Unfortunately, this relationship doesn’t happen overnight.
Just as you as the traveler know that building a trusting relationship with a Recruiter doesn’t happen overnight.
You have 10 Recruiters calling you every day and each of them saying the exact same thing.
The same goes for this point of contact pushing profiles.
They are getting bombarded with phone calls from agencies, following up, asking about needs, wondering about interviews, and trying desperately to find a topic that sparks up a conversation that may lead to an actual relationship.
They don’t trust us either. It’s like dating and it takes time.
And if they choose not to pick a handful of agencies that they trust then that means they shotgun all the needs out to 25+ companies – or more!
You think, “What happens next? What happens to my information?”
Their email blows up and now they’ve got 50+ profiles (that’s a low estimate) sitting in their inbox.
Now is when the part you don’t want to hear happens. They start to narrow down their search and sort by price first and experience second.
They then cherry pick who they think can proceed. THIS MAKES ME CRAZY!
How do I know this you ask? Because I ask! I’m not afraid to ask questions.
I am not afraid of confrontation. I need transparency just as you do.
Because in the end, this all trickles down from the hospital to the client manager to the Recruiter to you.
And if you are asking your Recruiter for answers, they are asking me.
Your recruiter has absolutely no power in this. I wonder if travelers realize that.
Honestly, I highly doubt it.
But, how could you? Often times, these issues aren’t discussed in an open forum.
Trust me when I say your recruiter is fighting for you.
They are so passionate about you that it will often cause fights within the office. It’s that serious!
They want answers and when the client manager cannot answer them – off with our heads!
Do you know how many times I have heard, “Seriously Amanda? You want me to pitch that pay package?”
They will send 5 follow ups a day, stop me on the way to the bathroom, track me down on my lunch, stand at my cube while I am on the phone, demanding updates.
Recruiters are some of the most passionate people out there but you don’t see that because they try to stay calm and collected so that you remain calm and collected.

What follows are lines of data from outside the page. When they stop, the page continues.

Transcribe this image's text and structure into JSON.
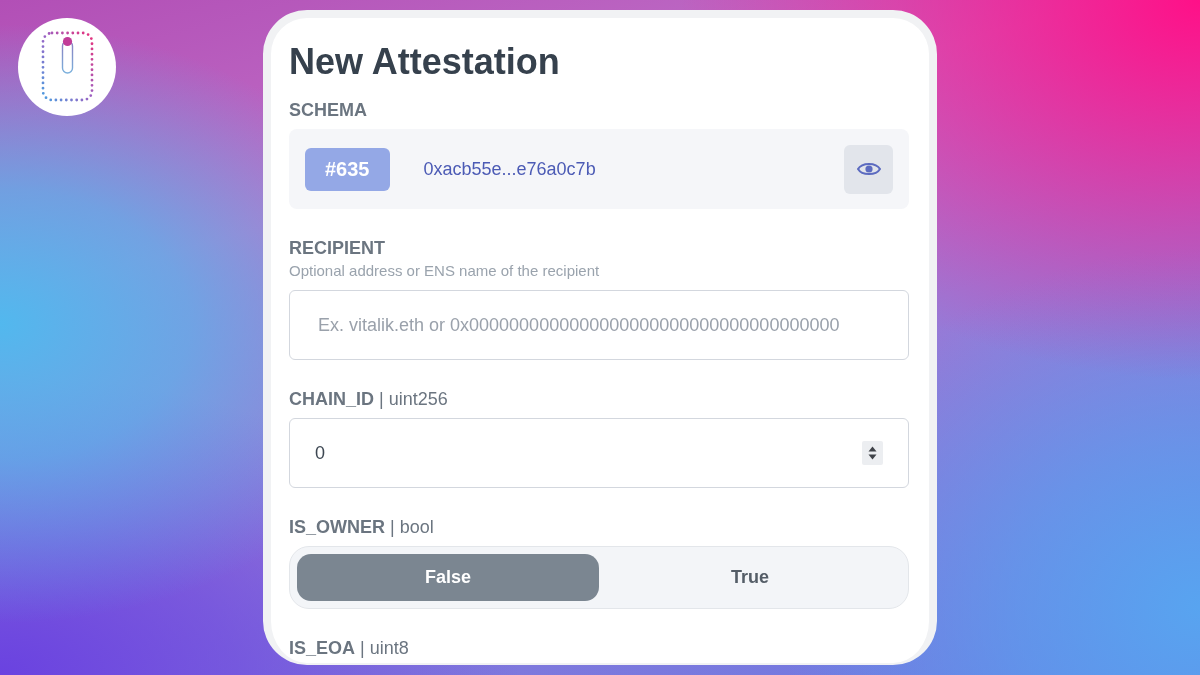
{
  "form": {
    "title": "New Attestation",
    "schema": {
      "label": "SCHEMA",
      "badge": "#635",
      "uid": "0xacb55e...e76a0c7b"
    },
    "fields": [
      {
        "kind": "text",
        "label": "RECIPIENT",
        "hint": "Optional address or ENS name of the recipient",
        "placeholder": "Ex. vitalik.eth or 0x0000000000000000000000000000000000000"
      },
      {
        "kind": "number",
        "label": "**CHAIN_ID** | uint256",
        "value": "0"
      },
      {
        "kind": "toggle",
        "label": "**IS_OWNER** | bool",
        "options": [
          {
            "label": "False",
            "selected": true
          },
          {
            "label": "True",
            "selected": false
          }
        ]
      },
      {
        "kind": "label",
        "label": "**IS_EOA** | uint8"
      }
    ]
  }
}
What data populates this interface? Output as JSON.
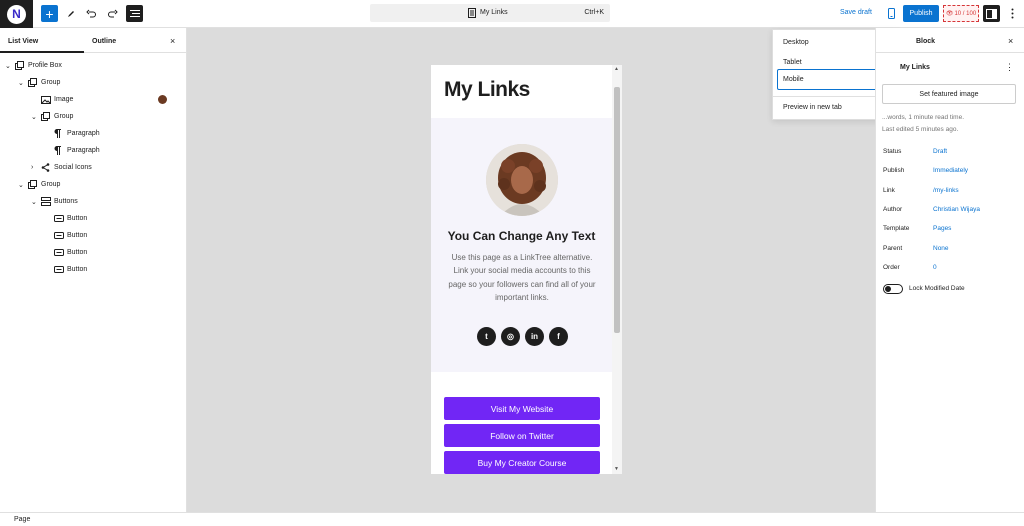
{
  "topbar": {
    "logo_letter": "N",
    "add_symbol": "+",
    "command": {
      "title": "My Links",
      "shortcut": "Ctrl+K"
    },
    "save_draft": "Save draft",
    "publish": "Publish",
    "seo_score": "10 / 100"
  },
  "left_panel": {
    "tabs": [
      "List View",
      "Outline"
    ],
    "close": "×",
    "tree": [
      {
        "label": "Profile Box",
        "icon": "cover-icon",
        "expanded": true,
        "chevron": "⌄"
      },
      {
        "label": "Group",
        "icon": "group-icon",
        "expanded": true,
        "chevron": "⌄"
      },
      {
        "label": "Image",
        "icon": "image-icon",
        "chevron": ""
      },
      {
        "label": "Group",
        "icon": "group-icon",
        "expanded": true,
        "chevron": "⌄"
      },
      {
        "label": "Paragraph",
        "icon": "paragraph-icon",
        "chevron": ""
      },
      {
        "label": "Paragraph",
        "icon": "paragraph-icon",
        "chevron": ""
      },
      {
        "label": "Social Icons",
        "icon": "share-icon",
        "expanded": false,
        "chevron": "›"
      },
      {
        "label": "Group",
        "icon": "group-icon",
        "expanded": true,
        "chevron": "⌄"
      },
      {
        "label": "Buttons",
        "icon": "buttons-icon",
        "expanded": true,
        "chevron": "⌄"
      },
      {
        "label": "Button",
        "icon": "button-icon",
        "chevron": ""
      },
      {
        "label": "Button",
        "icon": "button-icon",
        "chevron": ""
      },
      {
        "label": "Button",
        "icon": "button-icon",
        "chevron": ""
      },
      {
        "label": "Button",
        "icon": "button-icon",
        "chevron": ""
      }
    ]
  },
  "preview": {
    "heading": "My Links",
    "profile_title": "You Can Change Any Text",
    "profile_desc": "Use this page as a LinkTree alternative. Link your social media accounts to this page so your followers can find all of your important links.",
    "social": [
      {
        "name": "twitter",
        "glyph": "t"
      },
      {
        "name": "dribbble",
        "glyph": "◎"
      },
      {
        "name": "linkedin",
        "glyph": "in"
      },
      {
        "name": "facebook",
        "glyph": "f"
      }
    ],
    "buttons": [
      "Visit My Website",
      "Follow on Twitter",
      "Buy My Creator Course"
    ],
    "accent": "#7126f5"
  },
  "preview_menu": {
    "items": [
      "Desktop",
      "Tablet",
      "Mobile"
    ],
    "selected": "Mobile",
    "check": "✓",
    "new_tab": "Preview in new tab"
  },
  "right_panel": {
    "tab": "Block",
    "close": "×",
    "post_title": "My Links",
    "more": "⋮",
    "featured": "Set featured image",
    "read_time": "...words, 1 minute read time.",
    "last_edited": "Last edited 5 minutes ago.",
    "fields": [
      {
        "label": "Status",
        "value": "Draft"
      },
      {
        "label": "Publish",
        "value": "Immediately"
      },
      {
        "label": "Link",
        "value": "/my-links"
      },
      {
        "label": "Author",
        "value": "Christian Wijaya"
      },
      {
        "label": "Template",
        "value": "Pages"
      },
      {
        "label": "Parent",
        "value": "None"
      },
      {
        "label": "Order",
        "value": "0"
      }
    ],
    "toggle_label": "Lock Modified Date"
  },
  "footer": {
    "breadcrumb": "Page"
  }
}
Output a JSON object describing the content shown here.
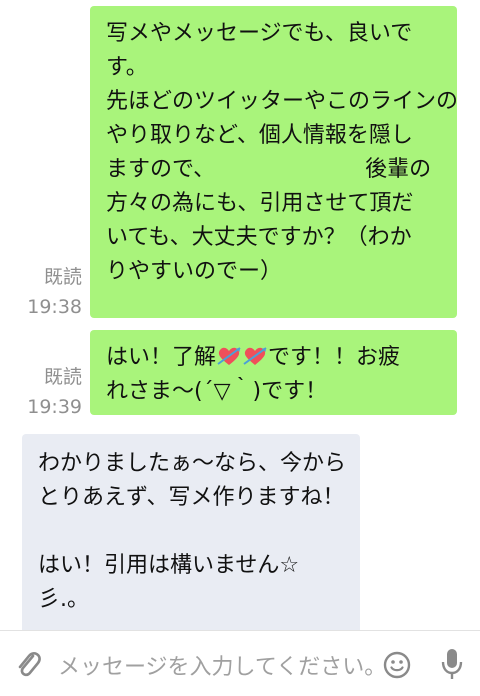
{
  "messages": [
    {
      "lines": [
        "写メやメッセージでも、良いで",
        "す。",
        "先ほどのツイッターやこのラインの",
        "やり取りなど、個人情報を隠し",
        "ますので、",
        "後輩の",
        "方々の為にも、引用させて頂だ",
        "いても、大丈夫ですか？（わか",
        "りやすいのでー）"
      ],
      "read": "既読",
      "time": "19:38"
    },
    {
      "line1_pre": "はい！了解",
      "line1_post": "です！！お疲",
      "line2": "れさま〜(´▽｀)です！",
      "read": "既読",
      "time": "19:39"
    },
    {
      "lines": [
        "わかりましたぁ〜なら、今から",
        "とりあえず、写メ作りますね！",
        "",
        "はい！引用は構いません☆",
        "彡.。"
      ]
    }
  ],
  "input": {
    "placeholder": "メッセージを入力してください。"
  },
  "icons": [
    "paperclip-icon",
    "smiley-icon",
    "microphone-icon",
    "heart-arrow-icon"
  ],
  "colors": {
    "outgoing": "#a9f47b",
    "incoming": "#e9ecf3",
    "meta": "#8f8f8f"
  }
}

There are VMS, MSP and 200+ other competitor companies and all after the same thing.
They want that hospital to pick them as their go to.

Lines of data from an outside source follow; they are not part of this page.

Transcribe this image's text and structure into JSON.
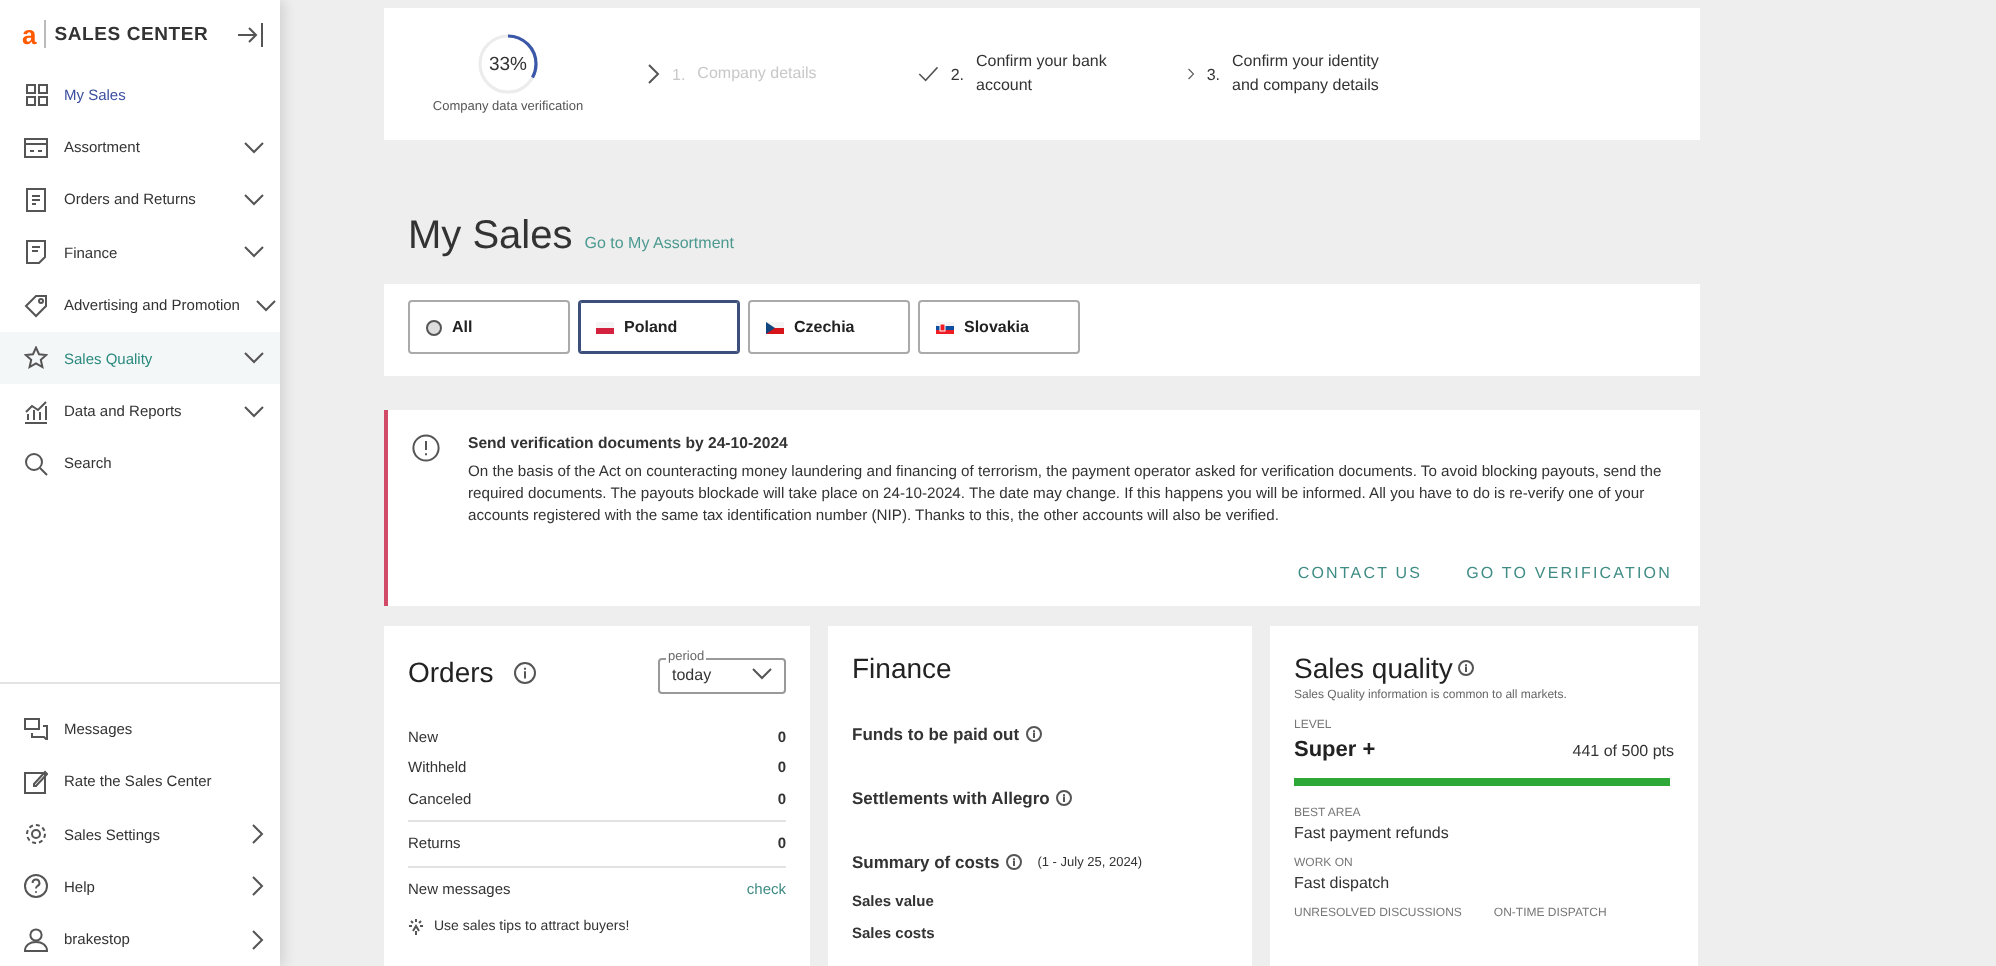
{
  "sidebar": {
    "logo": {
      "mark": "a",
      "text": "SALES CENTER"
    },
    "items": [
      {
        "label": "My Sales",
        "selected": true,
        "highlighted": false
      },
      {
        "label": "Assortment",
        "selected": false,
        "highlighted": false,
        "expandable": true
      },
      {
        "label": "Orders and Returns",
        "selected": false,
        "highlighted": false,
        "expandable": true
      },
      {
        "label": "Finance",
        "selected": false,
        "highlighted": false,
        "expandable": true
      },
      {
        "label": "Advertising and Promotion",
        "selected": false,
        "highlighted": false,
        "expandable": true
      },
      {
        "label": "Sales Quality",
        "selected": false,
        "highlighted": true,
        "expandable": true
      },
      {
        "label": "Data and Reports",
        "selected": false,
        "highlighted": false,
        "expandable": true
      },
      {
        "label": "Search",
        "selected": false,
        "highlighted": false
      }
    ],
    "bottom_items": [
      {
        "label": "Messages",
        "selected": false,
        "highlighted": false
      },
      {
        "label": "Rate the Sales Center",
        "selected": false,
        "highlighted": false
      },
      {
        "label": "Sales Settings",
        "selected": false,
        "highlighted": false,
        "expandable": true
      },
      {
        "label": "Help",
        "selected": false,
        "highlighted": false,
        "expandable": true
      },
      {
        "label": "brakestop",
        "selected": false,
        "highlighted": false,
        "expandable": true
      }
    ]
  },
  "verification": {
    "percent": "33%",
    "level": 0.33,
    "caption": "Company data verification",
    "steps": [
      {
        "number": "1.",
        "label": "Company details",
        "disabled": true,
        "done": false
      },
      {
        "number": "2.",
        "label": "Confirm your bank account",
        "disabled": false,
        "done": true
      },
      {
        "number": "3.",
        "label": "Confirm your identity and company details",
        "disabled": false,
        "done": false
      }
    ]
  },
  "page": {
    "title": "My Sales",
    "link": "Go to My Assortment"
  },
  "markets": [
    {
      "label": "All",
      "kind": "globe",
      "selected": false
    },
    {
      "label": "Poland",
      "kind": "pl",
      "selected": true
    },
    {
      "label": "Czechia",
      "kind": "cz",
      "selected": false
    },
    {
      "label": "Slovakia",
      "kind": "sk",
      "selected": false
    }
  ],
  "alert": {
    "title": "Send verification documents by 24-10-2024",
    "body": "On the basis of the Act on counteracting money laundering and financing of terrorism, the payment operator asked for verification documents. To avoid blocking payouts, send the required documents. The payouts blockade will take place on 24-10-2024. The date may change. If this happens you will be informed. All you have to do is re-verify one of your accounts registered with the same tax identification number (NIP). Thanks to this, the other accounts will also be verified.",
    "actions": [
      "CONTACT US",
      "GO TO VERIFICATION"
    ]
  },
  "orders": {
    "title": "Orders",
    "period": {
      "label": "period",
      "value": "today"
    },
    "groups": [
      [
        {
          "label": "New",
          "value": "0",
          "kind": "count"
        },
        {
          "label": "Withheld",
          "value": "0",
          "kind": "count"
        },
        {
          "label": "Canceled",
          "value": "0",
          "kind": "count"
        }
      ],
      [
        {
          "label": "Returns",
          "value": "0",
          "kind": "count"
        }
      ],
      [
        {
          "label": "New messages",
          "value": "check",
          "kind": "link"
        }
      ]
    ],
    "tip": "Use sales tips to attract buyers!"
  },
  "finance": {
    "title": "Finance",
    "sections": [
      {
        "label": "Funds to be paid out"
      },
      {
        "label": "Settlements with Allegro"
      },
      {
        "label": "Summary of costs",
        "note": "(1 - July 25, 2024)"
      }
    ],
    "rows": [
      "Sales value",
      "Sales costs"
    ]
  },
  "quality": {
    "title": "Sales quality",
    "note": "Sales Quality information is common to all markets.",
    "level_label": "LEVEL",
    "level_name": "Super +",
    "points": "441 of 500 pts",
    "level": 1,
    "facts": [
      {
        "label": "BEST AREA",
        "value": "Fast payment refunds"
      },
      {
        "label": "WORK ON",
        "value": "Fast dispatch"
      }
    ],
    "columns": [
      "UNRESOLVED DISCUSSIONS",
      "ON-TIME DISPATCH"
    ]
  }
}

So, as I said, many other agencies go in with these crazy low rates to give them the competitive edge and I just sit back and scratch my head.
Unfortunately, it works and often times (not always) no matter how great you are, or how great the company I represent it, or how great I am counts.

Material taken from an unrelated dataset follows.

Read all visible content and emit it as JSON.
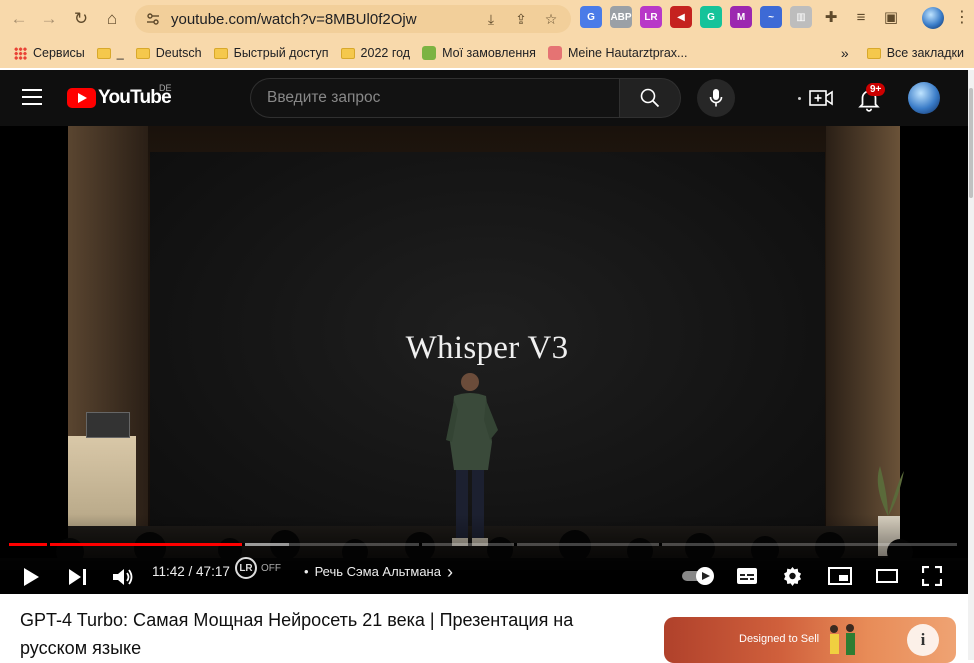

That other agency locks down a nurse who is willing to go for a lower rate (no matter the reason) and we just got beat out.
We have two choices in this. We either drop our rate to be competitive or we stop pitching those jobs.
We pitch the jobs. Why?
Because of the patient. The fact is that these hospitals still have sick patients who need to be taken care of. So, we continue to offer these jobs.
I am sure that you would agree that the sick patient on a busy Med Surg floor with a N:P ratio of 1:7 because of staffing shortages should not suffer because of politics.
Any good Recruiter who is doing this job because of something bigger than just placing nurses will pitch you all options.
Don’t be offended. Just decide.
I always encourage the nurses I work with to take one lower paying, crap job once a year - for the patient. Not for the company.
Find a Recruiter you can trust. And, then, be open enough to trust them.
In 2004, Amanda Anson unknowingly launched a career in healthcare staffing when she was only 20 years old. She is now a senior recruiter and has a background in client management and business development. Watching this this industry quickly evolve, Amanda spent her days in dual roles by managing hospital accounts and recruiting nurses. Amanda's career path and mentality changed when she stopped managing hospitals and started working for and with nurses. Her ability to listen improved and her connections with her travelers grew stronger. Amanda is an excellent educator and caring traveler advocate that firmly believes in the nursing quote, "We all breath the same air, we all bleed the same blood, and we all have to provide."